twenty-three. Probably the latter three thousand twenty-three were of
the tribe of Judah, the remaining seven thousand out of the ten
thousand were of the other tribes, out of which many Israelites still
had been left in the land. The thousand "craftsmen" were exclusive of
the ten thousand, as appears, by comparing 2Ki 24:14
with Jer 52:16. Probably the
three thousand twenty-three of Judah were first removed in the end of
"the seventh year"; the seven thousand and a thousand craftsmen in the
"eighth year." This was at the first captivity under Jehoiachin.
29. eighteenth year—when Jerusalem was
taken. But in Jer 52:15, and 2Ki 25:8, "the nineteenth year." Probably it was
at the end of the eighteenth and the beginning of the nineteenth [Lyra].
eight hundred and thirty and two—The
most illustrious persons are meant, who no doubt were carried away
first, at the end of the eighteenth year.
30. Not recorded in Kings or Chronicles.
Probably it took place during the commotions that followed the death of
Gedaliah (Jer 41:18; 2Ki 25:26).
four thousand and six hundred—The
exact sum-total of the numbers specified here, namely, three thousand
twenty-three, eight hundred thirty-two, seven hundred forty-five, not
including the general multitude and the women and children (Jer 52:15; Jer 39:9; 2Ki 25:11).
31. (2Ki 25:27-30).
five and twentieth day—but in 2Ki 25:27, it is "the twenty-seventh day."
Probably on the twenty-fifth the decree for his elevation was given,
and the preparations for it made by releasing him from prison; and on

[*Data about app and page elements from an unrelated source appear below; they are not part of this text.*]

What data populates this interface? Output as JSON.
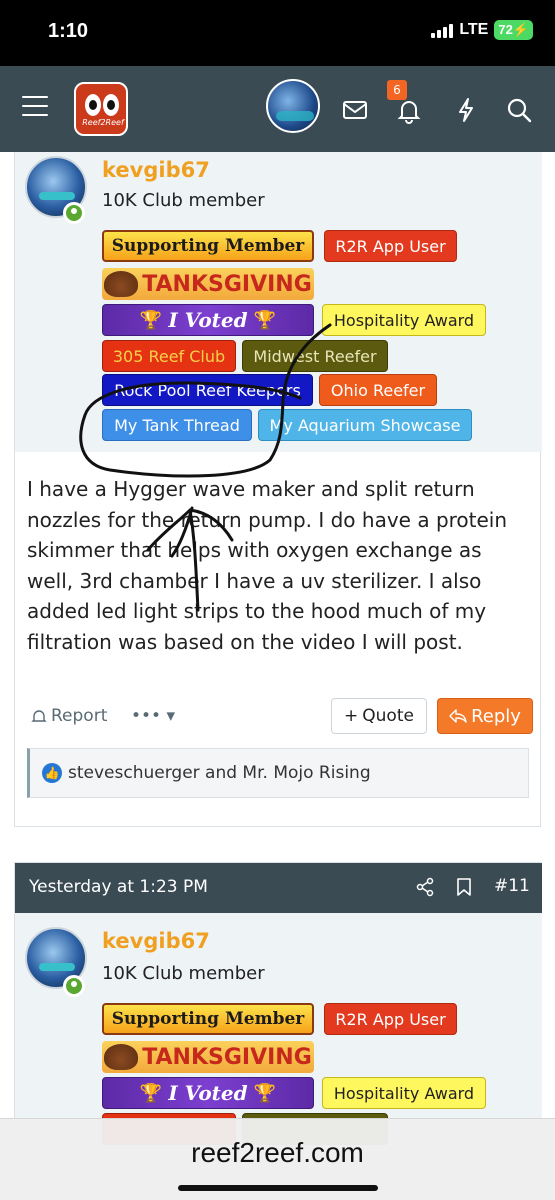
{
  "status_bar": {
    "time": "1:10",
    "network": "LTE",
    "battery": "72"
  },
  "nav": {
    "notification_count": "6",
    "logo_text": "Reef2Reef"
  },
  "post1": {
    "username": "kevgib67",
    "user_title": "10K Club member",
    "banners": {
      "supporting": "Supporting Member",
      "r2r_app": "R2R App User",
      "thanksgiving": "TANKSGIVING",
      "voted": "I Voted",
      "hospitality": "Hospitality Award",
      "reef_club_305": "305 Reef Club",
      "midwest": "Midwest Reefer",
      "rock_pool": "Rock Pool Reef Keepers",
      "ohio": "Ohio Reefer",
      "my_tank_thread": "My Tank Thread",
      "aquarium_showcase": "My Aquarium Showcase"
    },
    "body": "I have a Hygger wave maker and split return nozzles for the return pump. I do have a protein skimmer that helps with oxygen exchange as well, 3rd chamber I have a uv sterilizer. I also added led light strips to the hood much of my filtration was based on the video I will post.",
    "actions": {
      "report": "Report",
      "more": "•••",
      "quote": "Quote",
      "reply": "Reply"
    },
    "likes": "steveschuerger and Mr. Mojo Rising"
  },
  "post2": {
    "timestamp": "Yesterday at 1:23 PM",
    "post_number": "#11",
    "username": "kevgib67",
    "user_title": "10K Club member",
    "banners": {
      "supporting": "Supporting Member",
      "r2r_app": "R2R App User",
      "thanksgiving": "TANKSGIVING",
      "voted": "I Voted",
      "hospitality": "Hospitality Award"
    }
  },
  "browser": {
    "url": "reef2reef.com"
  },
  "icons": {
    "menu": "hamburger-icon",
    "inbox": "envelope-icon",
    "alerts": "bell-icon",
    "whats_new": "bolt-icon",
    "search": "search-icon",
    "share": "share-icon",
    "bookmark": "bookmark-icon",
    "like": "thumbs-up-icon"
  },
  "colors": {
    "nav_bg": "#3a4b54",
    "username": "#f0a020",
    "reply": "#f47a2a",
    "badge": "#f26522"
  }
}
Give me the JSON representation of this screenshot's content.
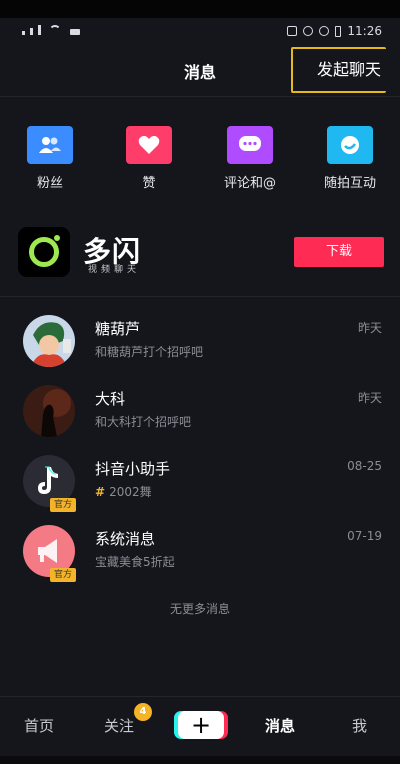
{
  "status_bar": {
    "time": "11:26"
  },
  "header": {
    "title": "消息",
    "start_chat_label": "发起聊天"
  },
  "quick_actions": [
    {
      "label": "粉丝",
      "icon": "fans-icon",
      "color": "#3b8cff"
    },
    {
      "label": "赞",
      "icon": "heart-icon",
      "color": "#fe3d6a"
    },
    {
      "label": "评论和@",
      "icon": "comment-icon",
      "color": "#b04cff"
    },
    {
      "label": "随拍互动",
      "icon": "camera-interact-icon",
      "color": "#20b8f0"
    }
  ],
  "promo": {
    "brand": "多闪",
    "subtitle": "视频聊天",
    "download_label": "下载"
  },
  "conversations": [
    {
      "name": "糖葫芦",
      "preview": "和糖葫芦打个招呼吧",
      "time": "昨天"
    },
    {
      "name": "大科",
      "preview": "和大科打个招呼吧",
      "time": "昨天"
    },
    {
      "name": "抖音小助手",
      "preview": "2002舞",
      "time": "08-25",
      "badge": "官方"
    },
    {
      "name": "系统消息",
      "preview": "宝藏美食5折起",
      "time": "07-19",
      "badge": "官方"
    }
  ],
  "footer_note": "无更多消息",
  "tabbar": {
    "home": "首页",
    "follow": "关注",
    "follow_count": "4",
    "plus": "+",
    "messages": "消息",
    "me": "我"
  }
}
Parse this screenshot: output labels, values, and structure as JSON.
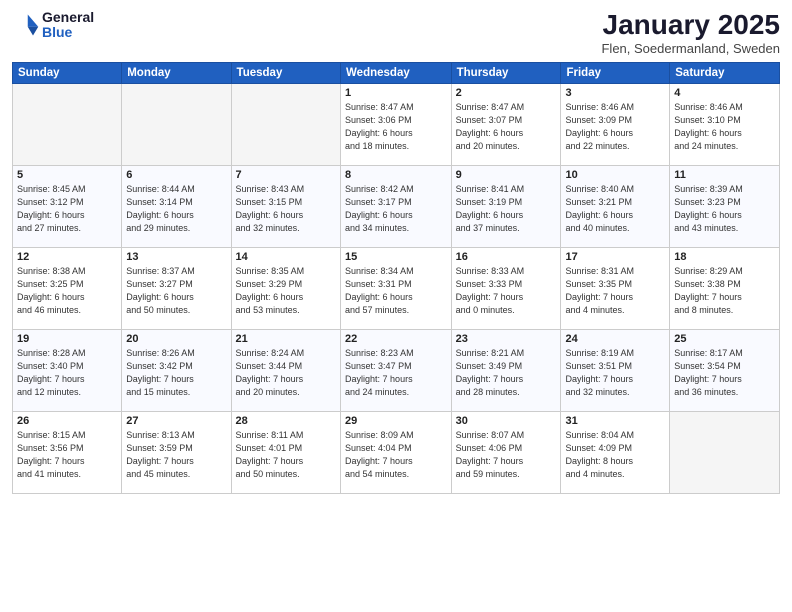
{
  "logo": {
    "general": "General",
    "blue": "Blue"
  },
  "title": "January 2025",
  "location": "Flen, Soedermanland, Sweden",
  "days_of_week": [
    "Sunday",
    "Monday",
    "Tuesday",
    "Wednesday",
    "Thursday",
    "Friday",
    "Saturday"
  ],
  "weeks": [
    [
      {
        "day": "",
        "info": ""
      },
      {
        "day": "",
        "info": ""
      },
      {
        "day": "",
        "info": ""
      },
      {
        "day": "1",
        "info": "Sunrise: 8:47 AM\nSunset: 3:06 PM\nDaylight: 6 hours\nand 18 minutes."
      },
      {
        "day": "2",
        "info": "Sunrise: 8:47 AM\nSunset: 3:07 PM\nDaylight: 6 hours\nand 20 minutes."
      },
      {
        "day": "3",
        "info": "Sunrise: 8:46 AM\nSunset: 3:09 PM\nDaylight: 6 hours\nand 22 minutes."
      },
      {
        "day": "4",
        "info": "Sunrise: 8:46 AM\nSunset: 3:10 PM\nDaylight: 6 hours\nand 24 minutes."
      }
    ],
    [
      {
        "day": "5",
        "info": "Sunrise: 8:45 AM\nSunset: 3:12 PM\nDaylight: 6 hours\nand 27 minutes."
      },
      {
        "day": "6",
        "info": "Sunrise: 8:44 AM\nSunset: 3:14 PM\nDaylight: 6 hours\nand 29 minutes."
      },
      {
        "day": "7",
        "info": "Sunrise: 8:43 AM\nSunset: 3:15 PM\nDaylight: 6 hours\nand 32 minutes."
      },
      {
        "day": "8",
        "info": "Sunrise: 8:42 AM\nSunset: 3:17 PM\nDaylight: 6 hours\nand 34 minutes."
      },
      {
        "day": "9",
        "info": "Sunrise: 8:41 AM\nSunset: 3:19 PM\nDaylight: 6 hours\nand 37 minutes."
      },
      {
        "day": "10",
        "info": "Sunrise: 8:40 AM\nSunset: 3:21 PM\nDaylight: 6 hours\nand 40 minutes."
      },
      {
        "day": "11",
        "info": "Sunrise: 8:39 AM\nSunset: 3:23 PM\nDaylight: 6 hours\nand 43 minutes."
      }
    ],
    [
      {
        "day": "12",
        "info": "Sunrise: 8:38 AM\nSunset: 3:25 PM\nDaylight: 6 hours\nand 46 minutes."
      },
      {
        "day": "13",
        "info": "Sunrise: 8:37 AM\nSunset: 3:27 PM\nDaylight: 6 hours\nand 50 minutes."
      },
      {
        "day": "14",
        "info": "Sunrise: 8:35 AM\nSunset: 3:29 PM\nDaylight: 6 hours\nand 53 minutes."
      },
      {
        "day": "15",
        "info": "Sunrise: 8:34 AM\nSunset: 3:31 PM\nDaylight: 6 hours\nand 57 minutes."
      },
      {
        "day": "16",
        "info": "Sunrise: 8:33 AM\nSunset: 3:33 PM\nDaylight: 7 hours\nand 0 minutes."
      },
      {
        "day": "17",
        "info": "Sunrise: 8:31 AM\nSunset: 3:35 PM\nDaylight: 7 hours\nand 4 minutes."
      },
      {
        "day": "18",
        "info": "Sunrise: 8:29 AM\nSunset: 3:38 PM\nDaylight: 7 hours\nand 8 minutes."
      }
    ],
    [
      {
        "day": "19",
        "info": "Sunrise: 8:28 AM\nSunset: 3:40 PM\nDaylight: 7 hours\nand 12 minutes."
      },
      {
        "day": "20",
        "info": "Sunrise: 8:26 AM\nSunset: 3:42 PM\nDaylight: 7 hours\nand 15 minutes."
      },
      {
        "day": "21",
        "info": "Sunrise: 8:24 AM\nSunset: 3:44 PM\nDaylight: 7 hours\nand 20 minutes."
      },
      {
        "day": "22",
        "info": "Sunrise: 8:23 AM\nSunset: 3:47 PM\nDaylight: 7 hours\nand 24 minutes."
      },
      {
        "day": "23",
        "info": "Sunrise: 8:21 AM\nSunset: 3:49 PM\nDaylight: 7 hours\nand 28 minutes."
      },
      {
        "day": "24",
        "info": "Sunrise: 8:19 AM\nSunset: 3:51 PM\nDaylight: 7 hours\nand 32 minutes."
      },
      {
        "day": "25",
        "info": "Sunrise: 8:17 AM\nSunset: 3:54 PM\nDaylight: 7 hours\nand 36 minutes."
      }
    ],
    [
      {
        "day": "26",
        "info": "Sunrise: 8:15 AM\nSunset: 3:56 PM\nDaylight: 7 hours\nand 41 minutes."
      },
      {
        "day": "27",
        "info": "Sunrise: 8:13 AM\nSunset: 3:59 PM\nDaylight: 7 hours\nand 45 minutes."
      },
      {
        "day": "28",
        "info": "Sunrise: 8:11 AM\nSunset: 4:01 PM\nDaylight: 7 hours\nand 50 minutes."
      },
      {
        "day": "29",
        "info": "Sunrise: 8:09 AM\nSunset: 4:04 PM\nDaylight: 7 hours\nand 54 minutes."
      },
      {
        "day": "30",
        "info": "Sunrise: 8:07 AM\nSunset: 4:06 PM\nDaylight: 7 hours\nand 59 minutes."
      },
      {
        "day": "31",
        "info": "Sunrise: 8:04 AM\nSunset: 4:09 PM\nDaylight: 8 hours\nand 4 minutes."
      },
      {
        "day": "",
        "info": ""
      }
    ]
  ]
}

the twenty-seventh day it was carried into effect.
Evil-merodach—son and successor of
Nebuchadnezzar [Lyra]; and the
Hebrew writers say that during Nebuchadnezzar's exclusion from
men among beasts, Evil-merodach administered the government. When
Nebuchadnezzar at the end of seven years was restored, hearing of his
son's misconduct and that he had exulted in his father's calamity, he
threw him into prison, where the latter met Jeconiah and contracted a
friendship with him, whence arose the favor which subsequently he
showed him. God, in his elevation, rewarded his having surrendered to
Nebuchadnezzar (compare Jer 38:17 with 2Ki 24:12).
lifted up … head—(Compare Ge
40:13, 20; Ps 3:3; 27:6).
32. set his throne above—a mark of
the kings—The Hebrew text reads
(the other) "kings." "The kings" is a Masoretic correction.
33. changed … garments—gave him
garments suitable to a king.
did … eat bread before
34. every day a portion—rather,
"its portion," (compare 1Ki 8:59, Margin).